## What you will do
Go through the data and retrieve each line that includes the string "calculator".

(Records for this exercise)

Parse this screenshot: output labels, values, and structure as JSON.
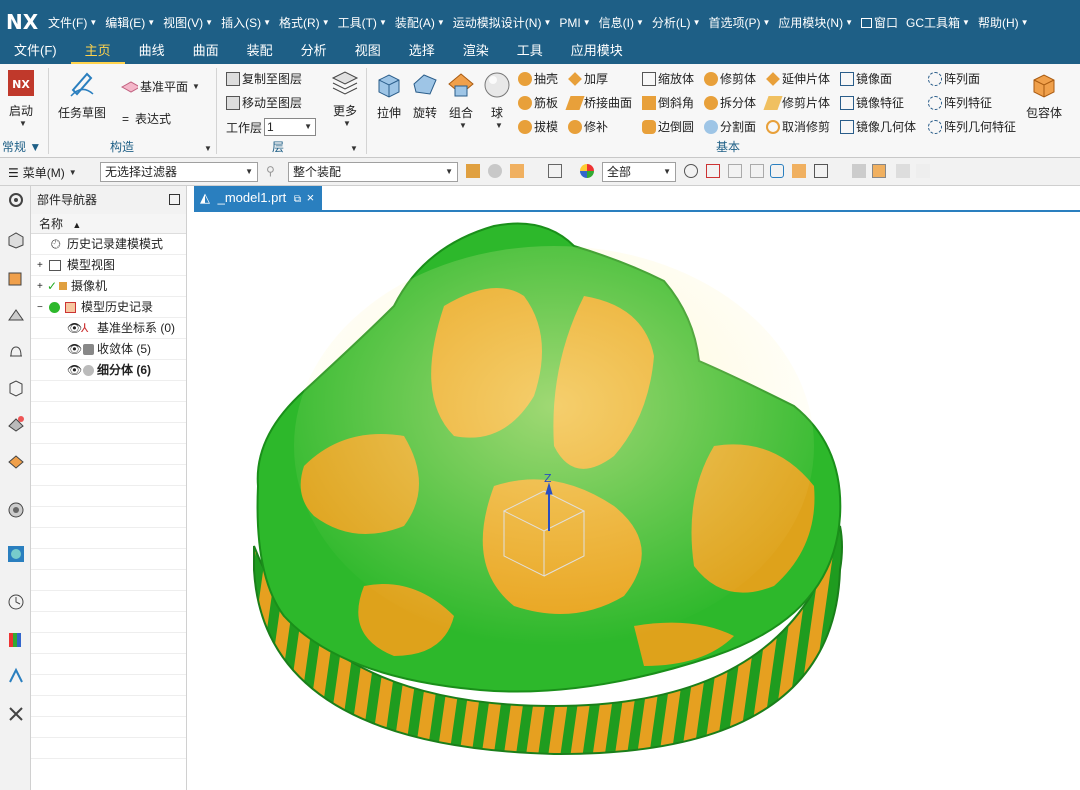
{
  "app": {
    "logo": "NX"
  },
  "menubar": {
    "items": [
      "文件(F)",
      "编辑(E)",
      "视图(V)",
      "插入(S)",
      "格式(R)",
      "工具(T)",
      "装配(A)",
      "运动模拟设计(N)",
      "PMI",
      "信息(I)",
      "分析(L)",
      "首选项(P)",
      "应用模块(N)",
      "窗口",
      "GC工具箱",
      "帮助(H)"
    ]
  },
  "ribbon_tabs": [
    "文件(F)",
    "主页",
    "曲线",
    "曲面",
    "装配",
    "分析",
    "视图",
    "选择",
    "渲染",
    "工具",
    "应用模块"
  ],
  "ribbon": {
    "start": {
      "label": "启动"
    },
    "construct": {
      "task_sketch": "任务草图",
      "datum_plane": "基准平面",
      "expression": "表达式",
      "group_label": "构造"
    },
    "layer": {
      "copy_to_layer": "复制至图层",
      "move_to_layer": "移动至图层",
      "work_layer_label": "工作层",
      "work_layer_value": "1",
      "more": "更多",
      "group_label": "层"
    },
    "basic": {
      "extrude": "拉伸",
      "revolve": "旋转",
      "combine": "组合",
      "sphere": "球",
      "shell": "抽壳",
      "thicken": "加厚",
      "rib": "筋板",
      "bridge_surface": "桥接曲面",
      "draft": "拔模",
      "patch": "修补",
      "scale_body": "缩放体",
      "trim_body": "修剪体",
      "extend_sheet": "延伸片体",
      "mirror_face": "镜像面",
      "chamfer": "倒斜角",
      "split_body": "拆分体",
      "trim_sheet": "修剪片体",
      "mirror_feature": "镜像特征",
      "edge_blend": "边倒圆",
      "divide_face": "分割面",
      "cancel_trim": "取消修剪",
      "mirror_geometry": "镜像几何体",
      "pattern_face": "阵列面",
      "pattern_geometry": "阵列几何特征",
      "pattern_feature": "阵列特征",
      "bounding_body": "包容体",
      "group_label": "基本"
    },
    "general_label": "常规"
  },
  "selection_bar": {
    "menu": "菜单(M)",
    "filter": "无选择过滤器",
    "scope": "整个装配",
    "all": "全部"
  },
  "navigator": {
    "title": "部件导航器",
    "column": "名称",
    "rows": [
      {
        "label": "历史记录建模模式"
      },
      {
        "label": "模型视图"
      },
      {
        "label": "摄像机"
      },
      {
        "label": "模型历史记录"
      },
      {
        "label": "基准坐标系 (0)"
      },
      {
        "label": "收敛体 (5)"
      },
      {
        "label": "细分体 (6)"
      }
    ]
  },
  "document": {
    "tab_title": "_model1.prt"
  },
  "colors": {
    "titlebar": "#1e5f86",
    "accent": "#ffd34d",
    "doc_tab": "#2a7fbf",
    "model_green": "#2db82b",
    "model_orange": "#f2a01a"
  },
  "model": {
    "triad_axis_label": "Z"
  }
}
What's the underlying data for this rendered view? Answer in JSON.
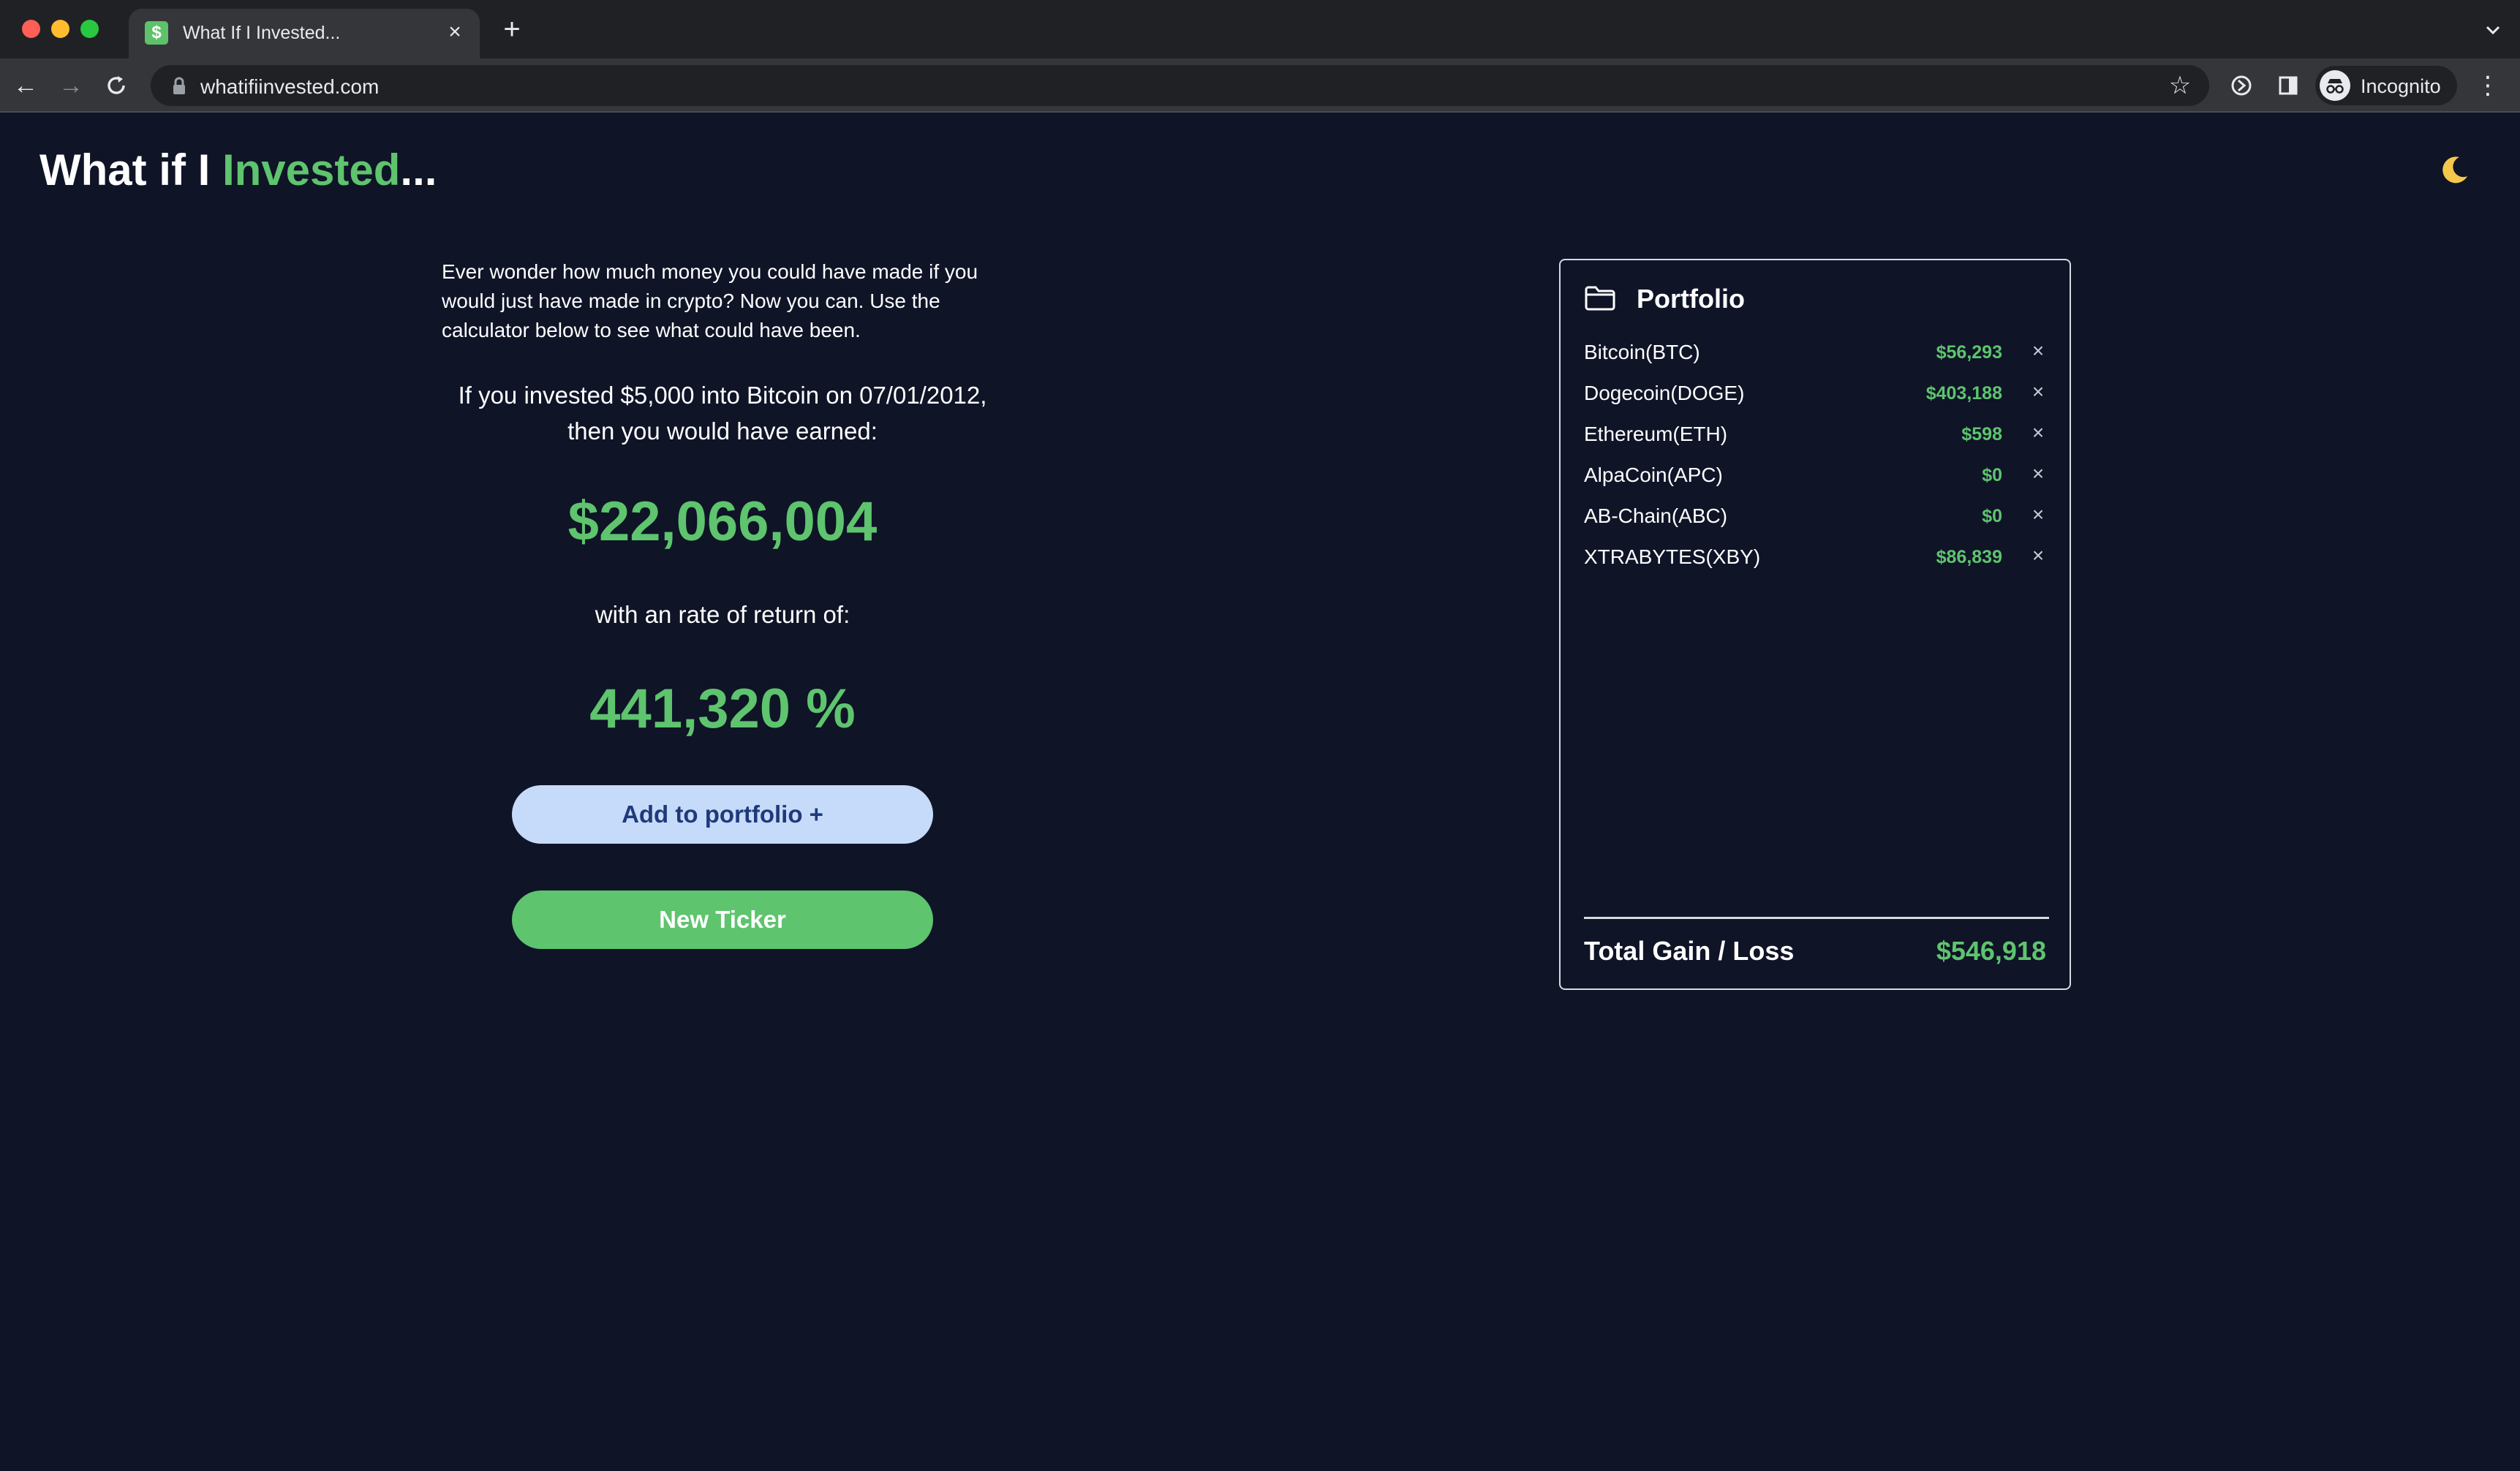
{
  "browser": {
    "tab_title": "What If I Invested...",
    "url": "whatifiinvested.com",
    "profile_label": "Incognito",
    "favicon_glyph": "$"
  },
  "header": {
    "title_prefix": "What if I ",
    "title_accent": "Invested",
    "title_suffix": "..."
  },
  "calculator": {
    "intro": "Ever wonder how much money you could have made if you would just have made in crypto? Now you can. Use the calculator below to see what could have been.",
    "sentence_line1": "If you invested $5,000 into Bitcoin on 07/01/2012,",
    "sentence_line2": "then you would have earned:",
    "earned": "$22,066,004",
    "rate_label": "with an rate of return of:",
    "rate_value": "441,320 %",
    "add_button": "Add to portfolio +",
    "new_button": "New Ticker"
  },
  "portfolio": {
    "title": "Portfolio",
    "items": [
      {
        "name": "Bitcoin(BTC)",
        "value": "$56,293"
      },
      {
        "name": "Dogecoin(DOGE)",
        "value": "$403,188"
      },
      {
        "name": "Ethereum(ETH)",
        "value": "$598"
      },
      {
        "name": "AlpaCoin(APC)",
        "value": "$0"
      },
      {
        "name": "AB-Chain(ABC)",
        "value": "$0"
      },
      {
        "name": "XTRABYTES(XBY)",
        "value": "$86,839"
      }
    ],
    "total_label": "Total Gain / Loss",
    "total_value": "$546,918"
  },
  "colors": {
    "background": "#0f1427",
    "accent_green": "#5ec46e",
    "button_light_blue": "#c6dbf9",
    "button_text_navy": "#1e3a7b",
    "moon_yellow": "#f5c84b"
  },
  "icons": {
    "theme_toggle": "moon-icon",
    "portfolio": "folder-icon",
    "remove": "close-icon"
  }
}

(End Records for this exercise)

## Output of the task
  "calculator": {
    "intro": "Ever wonder how much money you could have made if you would just have made in crypto? Now you can. Use the calculator below to see what could have been.",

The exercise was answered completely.